The rap game got him off the corners.
Sandman connected with legendary DJ and producer Clark Kent. Clark said he didn’t want to fuck with a drug dealer. Sand had to make a choice. What really pushed him over the edge was Clark telling him he gave the same choice to two other drug dealers: Biggie Smalls and Jay-Z.
When put like that, the choice was clear. Sand told his business partner he was out the drug game and gave him all his work.
“Philly is hard,” he says. “The shit I was listening to, I was seeing. Whether drug dealing or fighting or block parties and happiness. The whole reality of what was going on here. It was real. it was pure. But it was also hard. Being from Philly, you are prepared for anything.”
Part of what it prepared Sand for was battle rapping, he says, noting the influence of Philly’s Schoolly D, the original gangster rapper.
“We breed rappers,” he says. “I was able to spar all the time because they were rappers everywhere in the city.”
One of his early breaks came at a roller skating rink on Roosevelt Boulevard in the Northeast. Sand was taking on someone over a game of NBA Jam. The other kid started freestyling and when the game ended and EPMD’s “So Whatcha Saying” came over the speakers, Sand decided he had to let the dude know he was nice with his word game too. A cipher broke out. That cipher grew into weekly battles. After a chance meeting with the owner of the rink, who was impressed with the number of people the weekly battles attracted, Sandman was hired to perform on Friday and Saturday nights for $500. His manager/ mother, then known as PDP (Positive Duo Productions), negotiated the deal.
Back then, Sandman wasn’t known as Sandman. He went by his government name, Daytwine. When I ask where the name Sandman comes from, Sand starts fucking with his phone. He wouldn’t be the first rapper to take a call, send out a Tweet or check his email during an interview. But it turns out he is calling Aisha, the girl who gave him the nickname when they were teenagers. The woman on the other end of the speakerphone is sleepy and sultry. I have no idea what she looks like but with a voice like that, I can only imagine. After some gentle prodding she relents.
“He got the name from kissing,” she says. “His kisses used to feel like they were putting me to sleep.”
His boys used to clown him. Then, one day on the football field, he delivered a devastating hit, putting someone else to sleep in an entirely different manner.
The name stuck.
Sandman dropped his Mt. Crushmore mixtape back in May. If you have any doubts about his skill level, please refer to him blacking out over Chris Brown’s “Look At Me Now.” On the original track there is a guest spot for the silver-tongued Busta Rhymes. Sand manages to out bust Busta’s flow.
But here’s a dirty little industry secret: In the studio there is a technique known as “punching in.” It is the practice of being able to take snippets of vocals and arrange them, cut-and-paste style. More times than I can count I will hear a rapper on a mixtape, then see them in person, and realize they are a studio legend. They only sound good because of the studio engineer.

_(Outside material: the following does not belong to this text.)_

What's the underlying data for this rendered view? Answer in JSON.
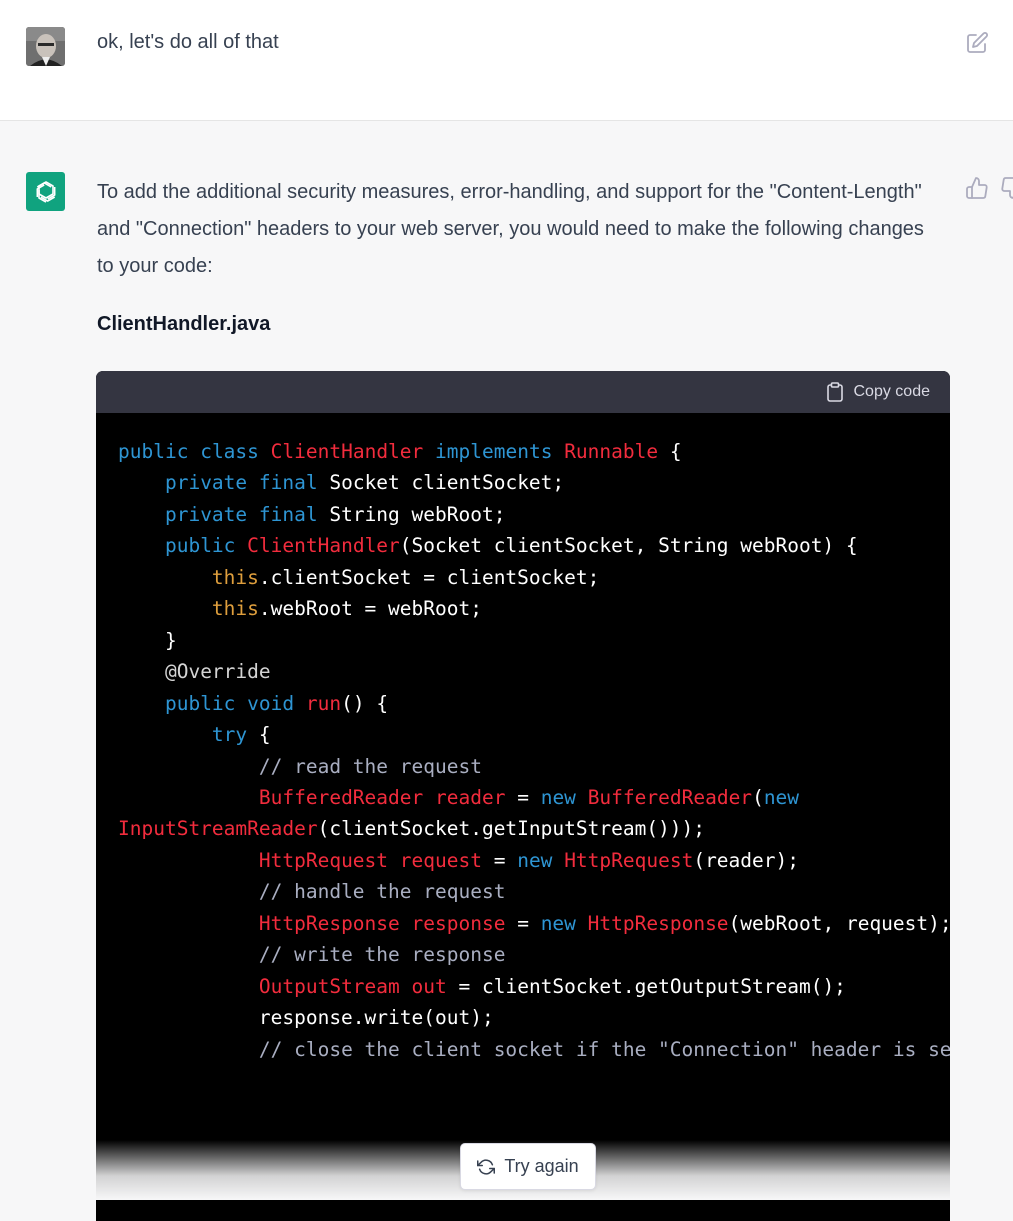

He has a mixtape of his crew – the C.A.N.N.O.N.S. Inc. movement, with 11 MCs – ready to flood the streets. He has visions of a distribution deal and a major label merger. He wants to turn C.A.N.N.O.N.S. Inc. into Philadelphia’s hip-hop Motown.
For his own projects, he has videos for Mt. Crushmore en route. He’s re-releasing his Ginormous mixtape with new tracks. His latest album, Grains of Sand, just dropped.
Those breaks don’t happen as a result of luck but from a combination of relentless and consistent hard work and talent.
Sandman has both going for him.